Mar 8: Midterm Assignment 3: Part 1: Must be published March 8 by 6pm; 5 images on Instagram due and 5 WordPress posts. These should include images for your next restaurant review.
Mar 10: Midterm Assignment 3: Part 2: Must be published March 10 by 6pm. Your interview with connections to Planet Taco and Taco USA.
Mar 15: Spring Break
Mar 17: Spring Break
Mar 22: Reviewing materials for class and returning to Taco USA and Planet Taco. Beginning to read “Appraising Tacos” by Samantha Duncan.
Homework: Continue reading “Appraising Tacos”.
Mar 24: Discussion of “Appraising Tacos” and the style of the text.
Homework: Finish reading “Appraising Tacos.” Find two key passages to quote from “Appraising Tacos.” Also note that this text was composed by an undergraduate senior thesis. Review the sources to the text for further ideas for research.
Mar 29: Class Skype session with Javier Cabral of Vice Munchies. Review of works cited of “Appraising Tacos” and composing food studies.
Homework: Read “De Aquí y de Allá” by Dura, Salas, Medina-Jerez, and Hill (available on Project Muse: Community Literacy Journal 10.1, 2015, pgs 21-39). Use UK Library databases.
Mar 31: Reading about connecting literacies to food and local communities. Learning and funds of knowledge, Mexican food, and literacy. How could students learn ____ through food?
Homework: Continue with the article. Also complete next set of blog and Instagram posts related to ideas for funds of knowledge, learning, and food studies.
Apr 5: 5 Instagram photos due and 5 WordPress posts due.
Homework: Complete Assignment 4, to be published on your website as a page. Continue reading the UNESCO report.
Apr 7: No Class CCCC: Assignment 4 due 5pm
Homework: Begin reading Tortillas prologue, Chapter 1, and Chapter 2.
Apr 12: Class Skype session with Anna Barry-Jester of fivethirtyeight.com.
Homework: Read Tortillas Chapters, 1, 2 and 3.
Apr 14: Discussing Tortillas.

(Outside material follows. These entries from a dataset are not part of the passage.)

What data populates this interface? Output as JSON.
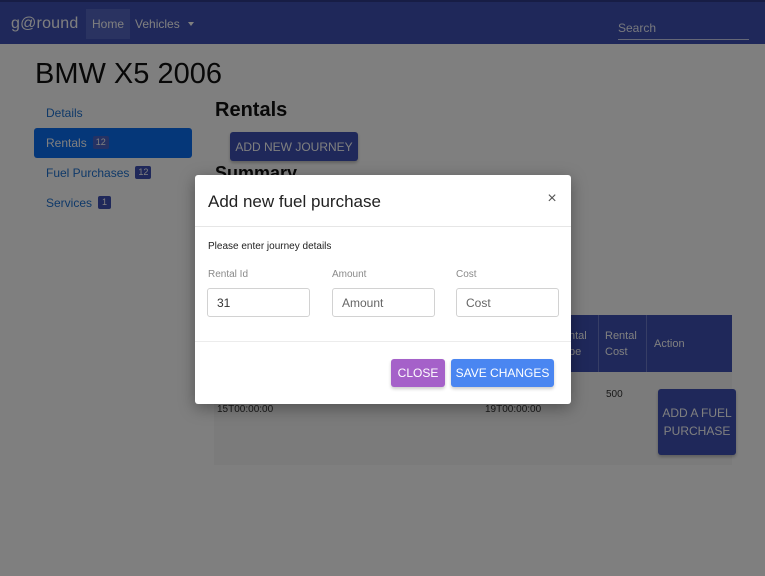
{
  "navbar": {
    "brand": "g@round",
    "home_label": "Home",
    "vehicles_label": "Vehicles",
    "search_placeholder": "Search"
  },
  "page": {
    "title": "BMW X5 2006"
  },
  "sidebar": {
    "items": [
      {
        "label": "Details",
        "badge": null
      },
      {
        "label": "Rentals",
        "badge": "12"
      },
      {
        "label": "Fuel Purchases",
        "badge": "12"
      },
      {
        "label": "Services",
        "badge": "1"
      }
    ]
  },
  "main": {
    "section_title": "Rentals",
    "add_journey_label": "ADD NEW JOURNEY",
    "summary_title": "Summary",
    "table": {
      "headers": [
        "ntal",
        "pe",
        "Rental",
        "Cost",
        "Action"
      ],
      "row": {
        "start_fragment": "15T00:00:00",
        "end_fragment": "19T00:00:00",
        "rental_cost": "500",
        "action_label": "ADD A FUEL PURCHASE"
      }
    }
  },
  "modal": {
    "title": "Add new fuel purchase",
    "close_icon": "×",
    "subtitle": "Please enter journey details",
    "fields": {
      "rental_id": {
        "label": "Rental Id",
        "value": "31",
        "placeholder": ""
      },
      "amount": {
        "label": "Amount",
        "value": "",
        "placeholder": "Amount"
      },
      "cost": {
        "label": "Cost",
        "value": "",
        "placeholder": "Cost"
      }
    },
    "close_button": "CLOSE",
    "save_button": "SAVE CHANGES"
  },
  "colors": {
    "primary": "#3f51b5",
    "active_nav": "#0b6ef2",
    "close_button": "#a561c9",
    "save_button": "#4a86f1"
  }
}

Also watching The Fruits of Mexico’s Cheap Labor about transnational labor.
Homework: Continue reading Tortillas Chapter 5 and 6.
Apr 19: Discussing Tortillas. Begin watching East of Salinas.
Homework: Finish Tortillas.
Apr 21: Discussing Tortillas and finish watching East of Salinas.
Homework: Finish your second restaurant visit if you haven’t done so already.
Apr 26: Review of materials for your final project. The Best Place for Food in Mexico
Also reviewing article and exploring UNESCO and Mexican cuisine.
Homework: Complete final project.
Apr 28: Last Class. Watching “Mexican People Try Taco Bell for the First Time”
*Assignment 5 due May 3 5pm